Health Coach: Another good question! Having obesity can make the effects of COVID-19 more severe in that it can increase the need for hospitalization and treatment within intensive care units. Research shows that having obesity increases the odds of being hospitalized, and can increase the severity of, and the risk of death from, viral respiratory infections such as COVID-19. Does that make sense?

Client: I did not realize that having obesity can increase the severity and risk of death from COVID-19. This conversation has been informative. Thank you.

Health Coach: Anything else?

Client: You have answered all of my questions for now about obesity and COVID-19. This also made it clearer to me that I am going to start being more active. I know becoming more active is good for me no matter what. To be honest, even before the pandemic I was thinking about being more active but the updates to my health status and the connection between obesity and COVID-19 are enough of a reason for me to finally get started.

Collaborate: This step is all about collaboration as the client and health coach work together to decide on the next steps and SMART goals.

Health Coach: Having the information you need has helped you decide to get started. What does becoming more physically active mean to you?

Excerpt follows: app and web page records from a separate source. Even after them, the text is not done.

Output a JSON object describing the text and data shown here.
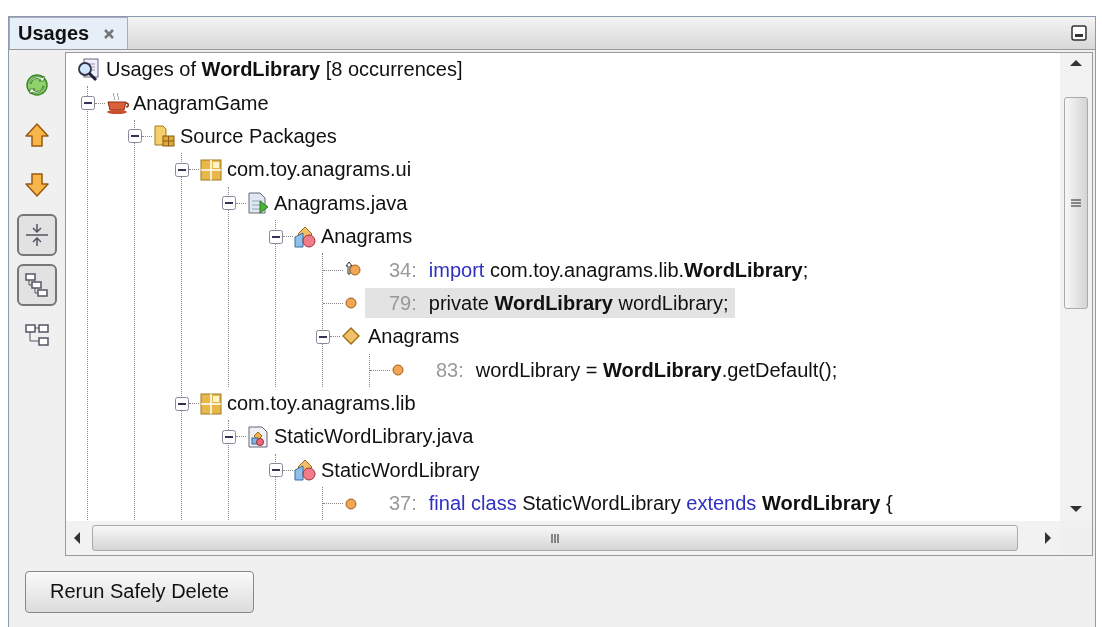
{
  "tabs": [
    {
      "label": "Usages",
      "selected": true
    }
  ],
  "toolbar": [
    {
      "kind": "refresh",
      "pressed": false
    },
    {
      "kind": "previous",
      "pressed": false
    },
    {
      "kind": "next",
      "pressed": false
    },
    {
      "kind": "merge",
      "pressed": true
    },
    {
      "kind": "logical",
      "pressed": true
    },
    {
      "kind": "physical",
      "pressed": false
    }
  ],
  "tree": {
    "title": "Usages of **WordLibrary** [8 occurrences]",
    "children": [
      {
        "kind": "project",
        "label": "AnagramGame",
        "expanded": true,
        "children": [
          {
            "kind": "source-folder",
            "label": "Source Packages",
            "expanded": true,
            "children": [
              {
                "kind": "package",
                "label": "com.toy.anagrams.ui",
                "expanded": true,
                "children": [
                  {
                    "kind": "form-file",
                    "label": "Anagrams.java",
                    "expanded": true,
                    "children": [
                      {
                        "kind": "class",
                        "label": "Anagrams",
                        "expanded": true,
                        "children": [
                          {
                            "kind": "import-usage",
                            "line": "34:",
                            "selected": false,
                            "tokens": [
                              {
                                "kind": "keyword",
                                "text": "import"
                              },
                              {
                                "kind": "plain",
                                "text": " com.toy.anagrams.lib."
                              },
                              {
                                "kind": "match",
                                "text": "WordLibrary"
                              },
                              {
                                "kind": "plain",
                                "text": ";"
                              }
                            ]
                          },
                          {
                            "kind": "usage",
                            "line": "79:",
                            "selected": true,
                            "tokens": [
                              {
                                "kind": "plain",
                                "text": "private "
                              },
                              {
                                "kind": "match",
                                "text": "WordLibrary"
                              },
                              {
                                "kind": "plain",
                                "text": " wordLibrary;"
                              }
                            ]
                          },
                          {
                            "kind": "method",
                            "label": "Anagrams",
                            "expanded": true,
                            "children": [
                              {
                                "kind": "usage",
                                "line": "83:",
                                "selected": false,
                                "tokens": [
                                  {
                                    "kind": "plain",
                                    "text": "wordLibrary = "
                                  },
                                  {
                                    "kind": "match",
                                    "text": "WordLibrary"
                                  },
                                  {
                                    "kind": "plain",
                                    "text": ".getDefault();"
                                  }
                                ]
                              }
                            ]
                          }
                        ]
                      }
                    ]
                  }
                ]
              },
              {
                "kind": "package",
                "label": "com.toy.anagrams.lib",
                "expanded": true,
                "children": [
                  {
                    "kind": "class-file",
                    "label": "StaticWordLibrary.java",
                    "expanded": true,
                    "children": [
                      {
                        "kind": "class",
                        "label": "StaticWordLibrary",
                        "expanded": true,
                        "children": [
                          {
                            "kind": "usage",
                            "line": "37:",
                            "selected": false,
                            "tokens": [
                              {
                                "kind": "keyword",
                                "text": "final class"
                              },
                              {
                                "kind": "plain",
                                "text": " StaticWordLibrary "
                              },
                              {
                                "kind": "keyword",
                                "text": "extends "
                              },
                              {
                                "kind": "match",
                                "text": "WordLibrary"
                              },
                              {
                                "kind": "plain",
                                "text": " {"
                              }
                            ]
                          }
                        ]
                      }
                    ]
                  }
                ]
              }
            ]
          }
        ]
      }
    ]
  },
  "button": "Rerun Safely Delete"
}
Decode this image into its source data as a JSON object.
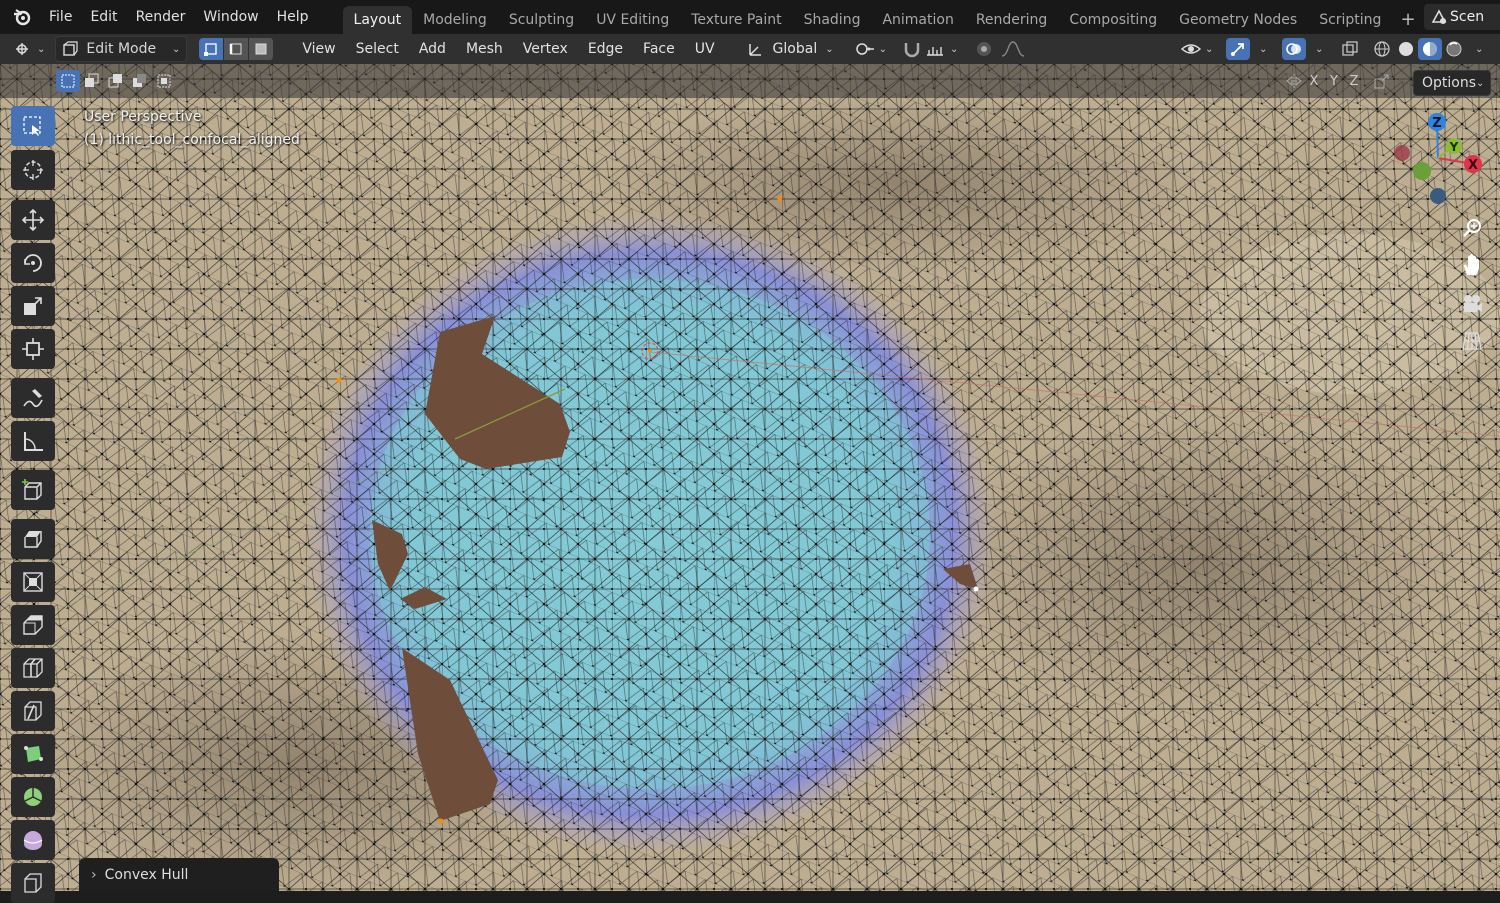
{
  "topbar": {
    "menus": [
      "File",
      "Edit",
      "Render",
      "Window",
      "Help"
    ],
    "workspaces": [
      "Layout",
      "Modeling",
      "Sculpting",
      "UV Editing",
      "Texture Paint",
      "Shading",
      "Animation",
      "Rendering",
      "Compositing",
      "Geometry Nodes",
      "Scripting"
    ],
    "active_workspace": "Layout",
    "add_workspace": "+",
    "scene_label": "Scen"
  },
  "header": {
    "mode": "Edit Mode",
    "menus": [
      "View",
      "Select",
      "Add",
      "Mesh",
      "Vertex",
      "Edge",
      "Face",
      "UV"
    ],
    "orientation": "Global"
  },
  "subheader": {
    "axes": [
      "X",
      "Y",
      "Z"
    ],
    "options_label": "Options"
  },
  "viewport": {
    "perspective_label": "User Perspective",
    "object_label": "(1) lithic_tool_confocal_aligned",
    "gizmo_axes": {
      "x": "X",
      "y": "Y",
      "z": "Z"
    }
  },
  "operator_panel": {
    "label": "Convex Hull",
    "chevron": "›"
  },
  "colors": {
    "accent": "#4772b3",
    "x_axis": "#e1334d",
    "y_axis": "#8bbe2f",
    "z_axis": "#2f83e1"
  }
}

Client: Being more physically active to me means spending less time sitting and more time being up and moving. I currently do no physical activity, so any amount would be an improvement. During my telehealth doctor’s appointment, my doctor supported my desire to be more active. I mentioned earlier that I used to enjoy riding my bike and walking and I think walking would be a good place to start.

Health Coach: Sitting less and moving more by including walking in your daily routine is where you would like to begin. Being as specific as possible, how will you reach this goal?

Client: This has been on my mind for the past two weeks and I have already purchased a new pair of sneakers to get started. The community I live in is very walkable and yet there is so much of it that I have not explored. I can walk outdoors and practice social distancing right outside my front door. I plan to schedule breaks on my work calendar and to walk during those breaks. Each break will be 15 minutes long and I plan to walk for 15 minutes on Monday, Wednesday and Friday during my 11:00 am break for the next two weeks. If this goes well, I think I could do more but accumulating 45 minutes of walking each week for the next two weeks is where I would like to begin.

While every client interaction is unique, this sample exchange demonstrates how you can use the ACE Mover Method and the ACE ABC Approach to broach the connection between COVID-19 and obesity and discuss it with a client in a nonjudgmental manner that respects their autonomy and acknowledges their resourcefulness and ability to change. 

Although the research on COVID-19 is emerging, with new (and sometimes contradictory) findings published continuously, you have the opportunity to serve as a source of credible information for your clients. To that end, we’ve created a “cheat sheet” of the latest findings related to obesity and COVID-19 for ACE Certified Professionals (you can access it via the link at the top of this page), which you can share, as appropriate, with your clients.